Task to complete:
Only a number is required: how many lines of the material contain the string "this".
....
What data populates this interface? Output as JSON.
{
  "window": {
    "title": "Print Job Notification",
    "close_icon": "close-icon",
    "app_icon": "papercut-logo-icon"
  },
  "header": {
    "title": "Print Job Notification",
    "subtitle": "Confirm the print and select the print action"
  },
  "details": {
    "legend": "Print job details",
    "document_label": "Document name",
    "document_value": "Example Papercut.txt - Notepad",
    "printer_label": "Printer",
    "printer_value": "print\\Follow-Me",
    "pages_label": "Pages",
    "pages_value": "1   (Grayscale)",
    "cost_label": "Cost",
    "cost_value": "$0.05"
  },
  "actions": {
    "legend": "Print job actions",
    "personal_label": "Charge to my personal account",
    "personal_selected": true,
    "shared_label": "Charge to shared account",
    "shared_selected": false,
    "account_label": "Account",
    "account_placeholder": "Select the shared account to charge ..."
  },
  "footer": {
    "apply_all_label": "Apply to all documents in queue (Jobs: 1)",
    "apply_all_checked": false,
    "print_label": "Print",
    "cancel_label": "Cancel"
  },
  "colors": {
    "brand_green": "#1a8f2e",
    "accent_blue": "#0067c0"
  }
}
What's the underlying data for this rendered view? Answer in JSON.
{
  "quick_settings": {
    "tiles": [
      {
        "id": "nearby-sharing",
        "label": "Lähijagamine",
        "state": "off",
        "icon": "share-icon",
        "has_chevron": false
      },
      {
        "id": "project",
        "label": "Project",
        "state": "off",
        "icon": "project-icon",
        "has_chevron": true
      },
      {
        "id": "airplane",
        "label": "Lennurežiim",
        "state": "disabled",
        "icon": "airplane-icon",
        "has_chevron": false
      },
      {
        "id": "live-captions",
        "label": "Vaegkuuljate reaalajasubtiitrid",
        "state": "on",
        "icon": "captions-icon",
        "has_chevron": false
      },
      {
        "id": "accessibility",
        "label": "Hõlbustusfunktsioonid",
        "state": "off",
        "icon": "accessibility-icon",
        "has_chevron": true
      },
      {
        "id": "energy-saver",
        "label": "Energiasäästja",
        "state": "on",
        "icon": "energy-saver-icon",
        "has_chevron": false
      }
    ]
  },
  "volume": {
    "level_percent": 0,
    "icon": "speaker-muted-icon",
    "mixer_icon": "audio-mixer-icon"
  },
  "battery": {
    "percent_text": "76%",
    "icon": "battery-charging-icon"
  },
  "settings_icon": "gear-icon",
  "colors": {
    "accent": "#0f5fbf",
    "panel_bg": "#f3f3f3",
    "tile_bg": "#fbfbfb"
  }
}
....
Your solution:
2